**The data:**
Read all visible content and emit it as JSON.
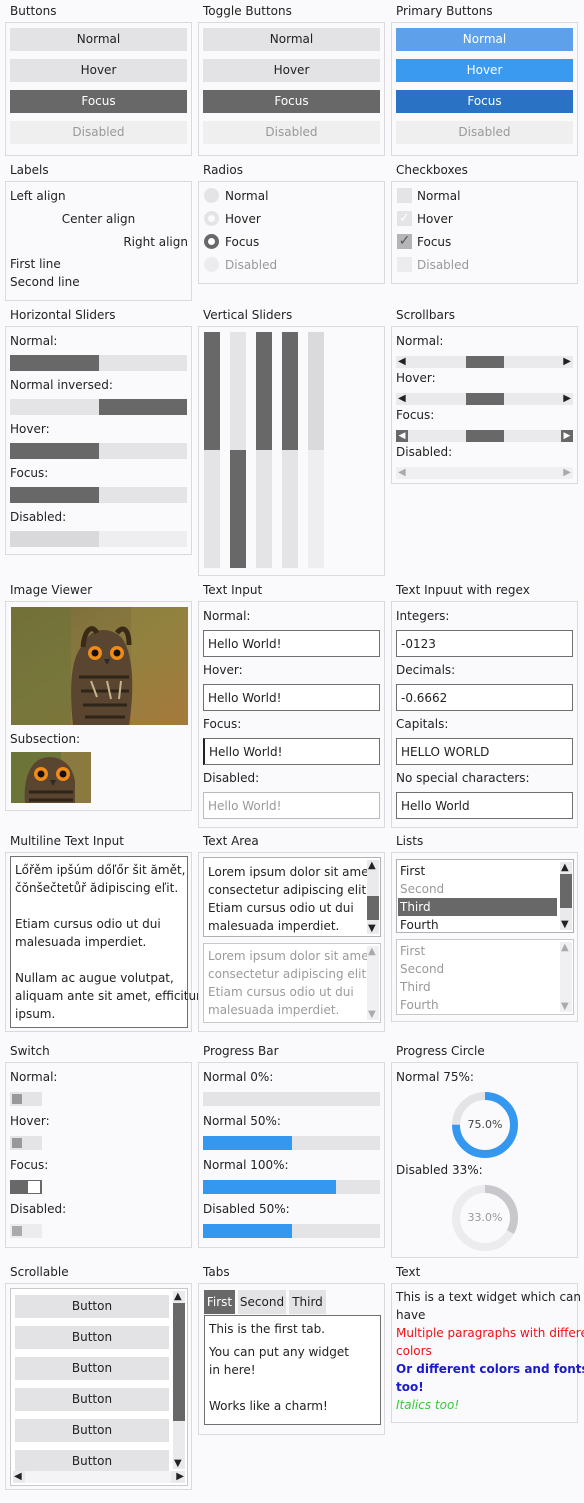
{
  "buttons": {
    "title": "Buttons",
    "normal": "Normal",
    "hover": "Hover",
    "focus": "Focus",
    "disabled": "Disabled"
  },
  "toggle_buttons": {
    "title": "Toggle Buttons",
    "normal": "Normal",
    "hover": "Hover",
    "focus": "Focus",
    "disabled": "Disabled"
  },
  "primary_buttons": {
    "title": "Primary Buttons",
    "normal": "Normal",
    "hover": "Hover",
    "focus": "Focus",
    "disabled": "Disabled"
  },
  "labels": {
    "title": "Labels",
    "left": "Left align",
    "center": "Center align",
    "right": "Right align",
    "first": "First line",
    "second": "Second line"
  },
  "radios": {
    "title": "Radios",
    "normal": "Normal",
    "hover": "Hover",
    "focus": "Focus",
    "disabled": "Disabled"
  },
  "checkboxes": {
    "title": "Checkboxes",
    "normal": "Normal",
    "hover": "Hover",
    "focus": "Focus",
    "disabled": "Disabled"
  },
  "hsliders": {
    "title": "Horizontal Sliders",
    "normal": "Normal:",
    "inversed": "Normal inversed:",
    "hover": "Hover:",
    "focus": "Focus:",
    "disabled": "Disabled:",
    "value": 0.5
  },
  "vsliders": {
    "title": "Vertical Sliders",
    "values": [
      0.5,
      0.5,
      0.5,
      0.5,
      0.5
    ]
  },
  "scrollbars": {
    "title": "Scrollbars",
    "normal": "Normal:",
    "hover": "Hover:",
    "focus": "Focus:",
    "disabled": "Disabled:"
  },
  "image_viewer": {
    "title": "Image Viewer",
    "subsection": "Subsection:"
  },
  "text_input": {
    "title": "Text Input",
    "normal_label": "Normal:",
    "normal_value": "Hello World!",
    "hover_label": "Hover:",
    "hover_value": "Hello World!",
    "focus_label": "Focus:",
    "focus_value": "Hello World!",
    "disabled_label": "Disabled:",
    "disabled_value": "Hello World!"
  },
  "regex_input": {
    "title": "Text Inpuut with regex",
    "int_label": "Integers:",
    "int_value": "-0123",
    "dec_label": "Decimals:",
    "dec_value": "-0.6662",
    "cap_label": "Capitals:",
    "cap_value": "HELLO WORLD",
    "nospec_label": "No special characters:",
    "nospec_value": "Hello World"
  },
  "multiline": {
    "title": "Multiline Text Input",
    "lines": [
      "Lőřěm ipšúm dőľőr šit ămět,",
      "čŏnšečtetůř ădipiscing eľit.",
      "",
      "Etiam cursus odio ut dui",
      "malesuada imperdiet.",
      "",
      "Nullam ac augue volutpat,",
      "aliquam ante sit amet, efficitur",
      "ipsum."
    ]
  },
  "textarea": {
    "title": "Text Area",
    "lines": [
      "Lorem ipsum dolor sit amet,",
      "consectetur adipiscing elit.",
      "Etiam cursus odio ut dui",
      "malesuada imperdiet."
    ]
  },
  "lists": {
    "title": "Lists",
    "items": [
      "First",
      "Second",
      "Third",
      "Fourth"
    ],
    "selected": "Third"
  },
  "switch": {
    "title": "Switch",
    "normal": "Normal:",
    "hover": "Hover:",
    "focus": "Focus:",
    "disabled": "Disabled:"
  },
  "progress_bar": {
    "title": "Progress Bar",
    "p0": "Normal 0%:",
    "p50": "Normal 50%:",
    "p100": "Normal 100%:",
    "pdis": "Disabled 50%:",
    "values": [
      0,
      0.5,
      0.75,
      0.5
    ]
  },
  "progress_circle": {
    "title": "Progress Circle",
    "normal_label": "Normal 75%:",
    "normal_value": "75.0%",
    "disabled_label": "Disabled 33%:",
    "disabled_value": "33.0%",
    "normal_fraction": 0.75,
    "disabled_fraction": 0.33
  },
  "scrollable": {
    "title": "Scrollable",
    "button": "Button"
  },
  "tabs": {
    "title": "Tabs",
    "first": "First",
    "second": "Second",
    "third": "Third",
    "line1": "This is the first tab.",
    "line2": "You can put any widget",
    "line3": "in here!",
    "line4": "Works like a charm!"
  },
  "text": {
    "title": "Text",
    "l1": "This is a text widget which can",
    "l2": "have",
    "l3": "Multiple paragraphs with different",
    "l4": "colors",
    "l5": "Or different colors and fonts",
    "l6": "too!",
    "l7": "Italics too!"
  },
  "colors": {
    "accent": "#3498f0",
    "focus_gray": "#686868",
    "red": "#ee1111",
    "blue": "#1a1ad0",
    "green": "#33cc33"
  }
}
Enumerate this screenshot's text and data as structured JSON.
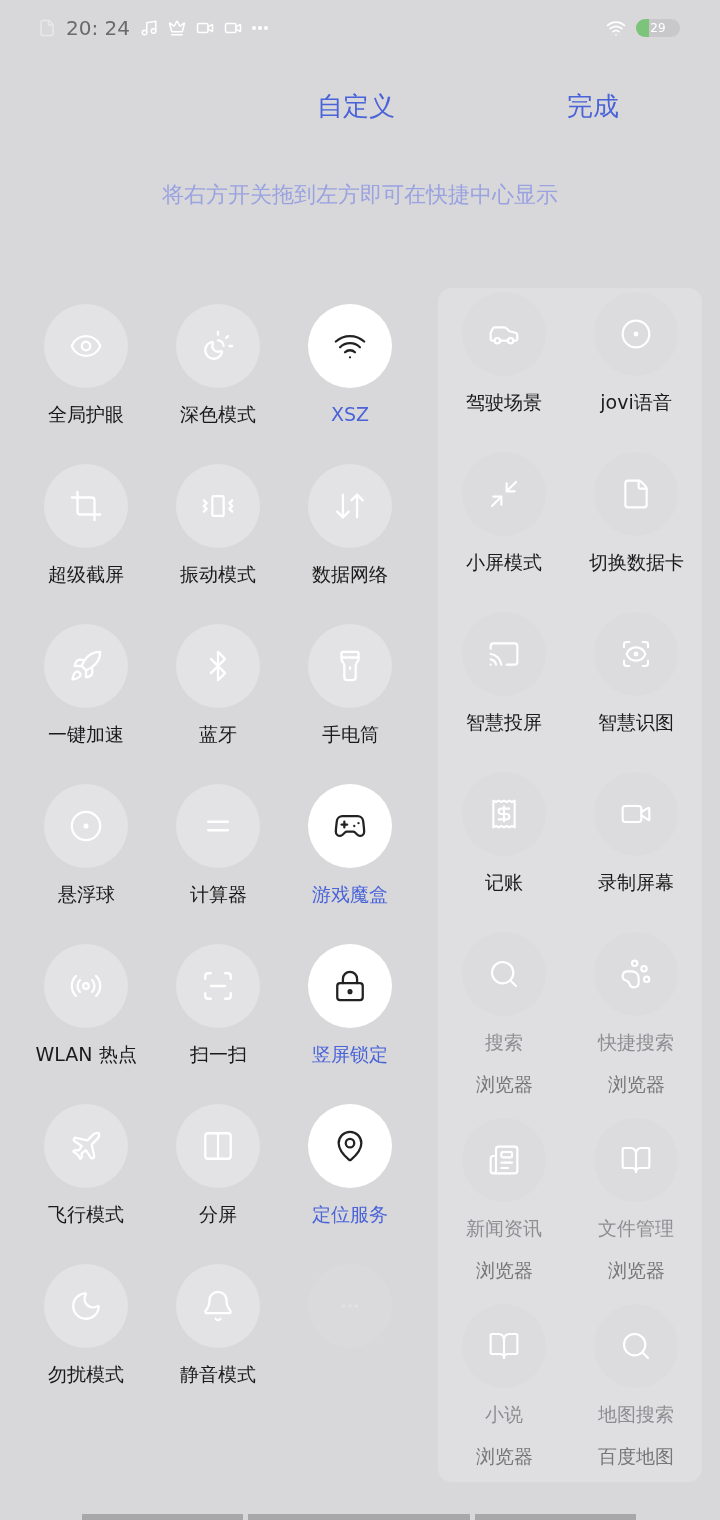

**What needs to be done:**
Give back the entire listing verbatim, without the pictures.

**Answer section:**
Read all visible content and emit it as JSON.
{
  "buttons": {
    "title": "Buttons",
    "normal": "Normal",
    "hover": "Hover",
    "focus": "Focus",
    "disabled": "Disabled"
  },
  "toggle_buttons": {
    "title": "Toggle Buttons",
    "normal": "Normal",
    "hover": "Hover",
    "focus": "Focus",
    "disabled": "Disabled"
  },
  "primary_buttons": {
    "title": "Primary Buttons",
    "normal": "Normal",
    "hover": "Hover",
    "focus": "Focus",
    "disabled": "Disabled"
  },
  "labels": {
    "title": "Labels",
    "left": "Left align",
    "center": "Center align",
    "right": "Right align",
    "first": "First line",
    "second": "Second line"
  },
  "radios": {
    "title": "Radios",
    "normal": "Normal",
    "hover": "Hover",
    "focus": "Focus",
    "disabled": "Disabled"
  },
  "checkboxes": {
    "title": "Checkboxes",
    "normal": "Normal",
    "hover": "Hover",
    "focus": "Focus",
    "disabled": "Disabled"
  },
  "hsliders": {
    "title": "Horizontal Sliders",
    "normal": "Normal:",
    "inversed": "Normal inversed:",
    "hover": "Hover:",
    "focus": "Focus:",
    "disabled": "Disabled:",
    "value": 0.5
  },
  "vsliders": {
    "title": "Vertical Sliders",
    "values": [
      0.5,
      0.5,
      0.5,
      0.5,
      0.5
    ]
  },
  "scrollbars": {
    "title": "Scrollbars",
    "normal": "Normal:",
    "hover": "Hover:",
    "focus": "Focus:",
    "disabled": "Disabled:"
  },
  "image_viewer": {
    "title": "Image Viewer",
    "subsection": "Subsection:"
  },
  "text_input": {
    "title": "Text Input",
    "normal_label": "Normal:",
    "normal_value": "Hello World!",
    "hover_label": "Hover:",
    "hover_value": "Hello World!",
    "focus_label": "Focus:",
    "focus_value": "Hello World!",
    "disabled_label": "Disabled:",
    "disabled_value": "Hello World!"
  },
  "regex_input": {
    "title": "Text Inpuut with regex",
    "int_label": "Integers:",
    "int_value": "-0123",
    "dec_label": "Decimals:",
    "dec_value": "-0.6662",
    "cap_label": "Capitals:",
    "cap_value": "HELLO WORLD",
    "nospec_label": "No special characters:",
    "nospec_value": "Hello World"
  },
  "multiline": {
    "title": "Multiline Text Input",
    "lines": [
      "Lőřěm ipšúm dőľőr šit ămět,",
      "čŏnšečtetůř ădipiscing eľit.",
      "",
      "Etiam cursus odio ut dui",
      "malesuada imperdiet.",
      "",
      "Nullam ac augue volutpat,",
      "aliquam ante sit amet, efficitur",
      "ipsum."
    ]
  },
  "textarea": {
    "title": "Text Area",
    "lines": [
      "Lorem ipsum dolor sit amet,",
      "consectetur adipiscing elit.",
      "Etiam cursus odio ut dui",
      "malesuada imperdiet."
    ]
  },
  "lists": {
    "title": "Lists",
    "items": [
      "First",
      "Second",
      "Third",
      "Fourth"
    ],
    "selected": "Third"
  },
  "switch": {
    "title": "Switch",
    "normal": "Normal:",
    "hover": "Hover:",
    "focus": "Focus:",
    "disabled": "Disabled:"
  },
  "progress_bar": {
    "title": "Progress Bar",
    "p0": "Normal 0%:",
    "p50": "Normal 50%:",
    "p100": "Normal 100%:",
    "pdis": "Disabled 50%:",
    "values": [
      0,
      0.5,
      0.75,
      0.5
    ]
  },
  "progress_circle": {
    "title": "Progress Circle",
    "normal_label": "Normal 75%:",
    "normal_value": "75.0%",
    "disabled_label": "Disabled 33%:",
    "disabled_value": "33.0%",
    "normal_fraction": 0.75,
    "disabled_fraction": 0.33
  },
  "scrollable": {
    "title": "Scrollable",
    "button": "Button"
  },
  "tabs": {
    "title": "Tabs",
    "first": "First",
    "second": "Second",
    "third": "Third",
    "line1": "This is the first tab.",
    "line2": "You can put any widget",
    "line3": "in here!",
    "line4": "Works like a charm!"
  },
  "text": {
    "title": "Text",
    "l1": "This is a text widget which can",
    "l2": "have",
    "l3": "Multiple paragraphs with different",
    "l4": "colors",
    "l5": "Or different colors and fonts",
    "l6": "too!",
    "l7": "Italics too!"
  },
  "colors": {
    "accent": "#3498f0",
    "focus_gray": "#686868",
    "red": "#ee1111",
    "blue": "#1a1ad0",
    "green": "#33cc33"
  }
}
Enumerate this screenshot's text and data as structured JSON.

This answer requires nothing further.